§ **TASK INPUT**:
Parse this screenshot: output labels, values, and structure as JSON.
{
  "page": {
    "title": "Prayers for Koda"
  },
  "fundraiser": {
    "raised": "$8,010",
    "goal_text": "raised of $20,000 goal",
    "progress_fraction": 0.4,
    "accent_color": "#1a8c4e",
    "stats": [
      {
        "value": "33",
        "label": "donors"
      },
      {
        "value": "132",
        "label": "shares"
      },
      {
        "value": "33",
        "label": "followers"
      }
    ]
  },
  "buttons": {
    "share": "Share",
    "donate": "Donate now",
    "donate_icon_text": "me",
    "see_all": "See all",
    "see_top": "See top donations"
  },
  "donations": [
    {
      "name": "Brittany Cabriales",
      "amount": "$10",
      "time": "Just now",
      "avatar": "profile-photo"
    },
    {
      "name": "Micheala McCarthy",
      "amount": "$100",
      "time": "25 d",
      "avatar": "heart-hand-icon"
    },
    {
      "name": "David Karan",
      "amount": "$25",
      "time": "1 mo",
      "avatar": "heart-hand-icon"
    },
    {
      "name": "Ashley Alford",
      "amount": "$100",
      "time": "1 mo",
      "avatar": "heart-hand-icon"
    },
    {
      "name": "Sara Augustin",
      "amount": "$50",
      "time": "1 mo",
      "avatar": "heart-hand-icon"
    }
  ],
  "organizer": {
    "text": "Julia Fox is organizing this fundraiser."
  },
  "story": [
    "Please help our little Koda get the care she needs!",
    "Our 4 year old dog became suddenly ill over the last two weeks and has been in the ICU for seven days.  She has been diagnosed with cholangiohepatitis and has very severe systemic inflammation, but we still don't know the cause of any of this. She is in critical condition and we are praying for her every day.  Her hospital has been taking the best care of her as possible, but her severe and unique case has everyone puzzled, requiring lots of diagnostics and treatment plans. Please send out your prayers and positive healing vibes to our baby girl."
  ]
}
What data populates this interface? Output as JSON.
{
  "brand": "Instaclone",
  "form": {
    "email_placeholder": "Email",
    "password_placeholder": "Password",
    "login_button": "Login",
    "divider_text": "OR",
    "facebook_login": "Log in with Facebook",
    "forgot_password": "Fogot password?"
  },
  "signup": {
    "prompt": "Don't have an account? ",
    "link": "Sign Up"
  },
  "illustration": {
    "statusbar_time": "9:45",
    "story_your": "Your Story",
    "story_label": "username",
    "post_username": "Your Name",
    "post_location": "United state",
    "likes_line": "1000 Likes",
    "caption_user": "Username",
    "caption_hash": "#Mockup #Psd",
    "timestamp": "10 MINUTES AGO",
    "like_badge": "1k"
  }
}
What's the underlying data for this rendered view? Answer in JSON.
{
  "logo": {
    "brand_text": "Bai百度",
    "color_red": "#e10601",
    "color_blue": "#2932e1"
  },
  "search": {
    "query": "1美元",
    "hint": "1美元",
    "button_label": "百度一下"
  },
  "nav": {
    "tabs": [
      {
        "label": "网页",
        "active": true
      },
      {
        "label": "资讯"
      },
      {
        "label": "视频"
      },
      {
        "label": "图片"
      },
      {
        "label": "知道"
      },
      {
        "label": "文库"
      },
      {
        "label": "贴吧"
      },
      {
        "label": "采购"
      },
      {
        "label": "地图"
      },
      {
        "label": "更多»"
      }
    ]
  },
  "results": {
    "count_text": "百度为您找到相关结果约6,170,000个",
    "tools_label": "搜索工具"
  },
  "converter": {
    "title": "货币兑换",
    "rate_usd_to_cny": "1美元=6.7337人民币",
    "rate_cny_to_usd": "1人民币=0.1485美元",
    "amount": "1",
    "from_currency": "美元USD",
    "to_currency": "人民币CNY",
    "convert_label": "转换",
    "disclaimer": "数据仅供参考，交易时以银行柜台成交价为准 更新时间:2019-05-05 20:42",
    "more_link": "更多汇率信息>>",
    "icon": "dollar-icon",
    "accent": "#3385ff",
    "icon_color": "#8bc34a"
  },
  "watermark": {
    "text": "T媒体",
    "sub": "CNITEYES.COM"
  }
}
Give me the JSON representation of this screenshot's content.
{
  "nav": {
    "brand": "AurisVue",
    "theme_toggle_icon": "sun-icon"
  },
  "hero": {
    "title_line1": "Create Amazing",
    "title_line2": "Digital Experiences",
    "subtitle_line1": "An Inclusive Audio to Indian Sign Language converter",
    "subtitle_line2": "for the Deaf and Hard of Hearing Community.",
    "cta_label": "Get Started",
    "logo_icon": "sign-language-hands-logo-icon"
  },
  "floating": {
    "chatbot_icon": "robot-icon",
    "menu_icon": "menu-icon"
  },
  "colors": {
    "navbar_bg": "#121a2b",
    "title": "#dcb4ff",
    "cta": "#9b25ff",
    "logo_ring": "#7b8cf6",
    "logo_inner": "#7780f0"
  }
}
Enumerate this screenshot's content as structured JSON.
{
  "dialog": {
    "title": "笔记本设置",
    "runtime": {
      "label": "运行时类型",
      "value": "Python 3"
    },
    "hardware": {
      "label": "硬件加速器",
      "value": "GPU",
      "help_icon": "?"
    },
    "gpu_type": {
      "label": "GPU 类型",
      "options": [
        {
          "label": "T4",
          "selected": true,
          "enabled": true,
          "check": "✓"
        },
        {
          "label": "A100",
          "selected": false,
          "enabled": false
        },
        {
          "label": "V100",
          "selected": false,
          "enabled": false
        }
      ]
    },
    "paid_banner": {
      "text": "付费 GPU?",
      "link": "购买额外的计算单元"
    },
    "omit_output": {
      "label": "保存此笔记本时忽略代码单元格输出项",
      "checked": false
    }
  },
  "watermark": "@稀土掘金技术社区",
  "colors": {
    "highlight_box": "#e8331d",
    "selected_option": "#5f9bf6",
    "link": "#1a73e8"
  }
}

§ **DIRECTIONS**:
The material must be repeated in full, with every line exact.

§ **OUTPUT OF THE TASK**:
Parse this screenshot: output labels, values, and structure as JSON.
{
  "page": {
    "title": "Prayers for Koda"
  },
  "fundraiser": {
    "raised": "$8,010",
    "goal_text": "raised of $20,000 goal",
    "progress_fraction": 0.4,
    "accent_color": "#1a8c4e",
    "stats": [
      {
        "value": "33",
        "label": "donors"
      },
      {
        "value": "132",
        "label": "shares"
      },
      {
        "value": "33",
        "label": "followers"
      }
    ]
  },
  "buttons": {
    "share": "Share",
    "donate": "Donate now",
    "donate_icon_text": "me",
    "see_all": "See all",
    "see_top": "See top donations"
  },
  "donations": [
    {
      "name": "Brittany Cabriales",
      "amount": "$10",
      "time": "Just now",
      "avatar": "profile-photo"
    },
    {
      "name": "Micheala McCarthy",
      "amount": "$100",
      "time": "25 d",
      "avatar": "heart-hand-icon"
    },
    {
      "name": "David Karan",
      "amount": "$25",
      "time": "1 mo",
      "avatar": "heart-hand-icon"
    },
    {
      "name": "Ashley Alford",
      "amount": "$100",
      "time": "1 mo",
      "avatar": "heart-hand-icon"
    },
    {
      "name": "Sara Augustin",
      "amount": "$50",
      "time": "1 mo",
      "avatar": "heart-hand-icon"
    }
  ],
  "organizer": {
    "text": "Julia Fox is organizing this fundraiser."
  },
  "story": [
    "Please help our little Koda get the care she needs!",
    "Our 4 year old dog became suddenly ill over the last two weeks and has been in the ICU for seven days.  She has been diagnosed with cholangiohepatitis and has very severe systemic inflammation, but we still don't know the cause of any of this. She is in critical condition and we are praying for her every day.  Her hospital has been taking the best care of her as possible, but her severe and unique case has everyone puzzled, requiring lots of diagnostics and treatment plans. Please send out your prayers and positive healing vibes to our baby girl."
  ]
}
What data populates this interface? Output as JSON.
{
  "brand": "Instaclone",
  "form": {
    "email_placeholder": "Email",
    "password_placeholder": "Password",
    "login_button": "Login",
    "divider_text": "OR",
    "facebook_login": "Log in with Facebook",
    "forgot_password": "Fogot password?"
  },
  "signup": {
    "prompt": "Don't have an account? ",
    "link": "Sign Up"
  },
  "illustration": {
    "statusbar_time": "9:45",
    "story_your": "Your Story",
    "story_label": "username",
    "post_username": "Your Name",
    "post_location": "United state",
    "likes_line": "1000 Likes",
    "caption_user": "Username",
    "caption_hash": "#Mockup #Psd",
    "timestamp": "10 MINUTES AGO",
    "like_badge": "1k"
  }
}
What's the underlying data for this rendered view? Answer in JSON.
{
  "logo": {
    "brand_text": "Bai百度",
    "color_red": "#e10601",
    "color_blue": "#2932e1"
  },
  "search": {
    "query": "1美元",
    "hint": "1美元",
    "button_label": "百度一下"
  },
  "nav": {
    "tabs": [
      {
        "label": "网页",
        "active": true
      },
      {
        "label": "资讯"
      },
      {
        "label": "视频"
      },
      {
        "label": "图片"
      },
      {
        "label": "知道"
      },
      {
        "label": "文库"
      },
      {
        "label": "贴吧"
      },
      {
        "label": "采购"
      },
      {
        "label": "地图"
      },
      {
        "label": "更多»"
      }
    ]
  },
  "results": {
    "count_text": "百度为您找到相关结果约6,170,000个",
    "tools_label": "搜索工具"
  },
  "converter": {
    "title": "货币兑换",
    "rate_usd_to_cny": "1美元=6.7337人民币",
    "rate_cny_to_usd": "1人民币=0.1485美元",
    "amount": "1",
    "from_currency": "美元USD",
    "to_currency": "人民币CNY",
    "convert_label": "转换",
    "disclaimer": "数据仅供参考，交易时以银行柜台成交价为准 更新时间:2019-05-05 20:42",
    "more_link": "更多汇率信息>>",
    "icon": "dollar-icon",
    "accent": "#3385ff",
    "icon_color": "#8bc34a"
  },
  "watermark": {
    "text": "T媒体",
    "sub": "CNITEYES.COM"
  }
}
Give me the JSON representation of this screenshot's content.
{
  "nav": {
    "brand": "AurisVue",
    "theme_toggle_icon": "sun-icon"
  },
  "hero": {
    "title_line1": "Create Amazing",
    "title_line2": "Digital Experiences",
    "subtitle_line1": "An Inclusive Audio to Indian Sign Language converter",
    "subtitle_line2": "for the Deaf and Hard of Hearing Community.",
    "cta_label": "Get Started",
    "logo_icon": "sign-language-hands-logo-icon"
  },
  "floating": {
    "chatbot_icon": "robot-icon",
    "menu_icon": "menu-icon"
  },
  "colors": {
    "navbar_bg": "#121a2b",
    "title": "#dcb4ff",
    "cta": "#9b25ff",
    "logo_ring": "#7b8cf6",
    "logo_inner": "#7780f0"
  }
}
Enumerate this screenshot's content as structured JSON.
{
  "dialog": {
    "title": "笔记本设置",
    "runtime": {
      "label": "运行时类型",
      "value": "Python 3"
    },
    "hardware": {
      "label": "硬件加速器",
      "value": "GPU",
      "help_icon": "?"
    },
    "gpu_type": {
      "label": "GPU 类型",
      "options": [
        {
          "label": "T4",
          "selected": true,
          "enabled": true,
          "check": "✓"
        },
        {
          "label": "A100",
          "selected": false,
          "enabled": false
        },
        {
          "label": "V100",
          "selected": false,
          "enabled": false
        }
      ]
    },
    "paid_banner": {
      "text": "付费 GPU?",
      "link": "购买额外的计算单元"
    },
    "omit_output": {
      "label": "保存此笔记本时忽略代码单元格输出项",
      "checked": false
    }
  },
  "watermark": "@稀土掘金技术社区",
  "colors": {
    "highlight_box": "#e8331d",
    "selected_option": "#5f9bf6",
    "link": "#1a73e8"
  }
}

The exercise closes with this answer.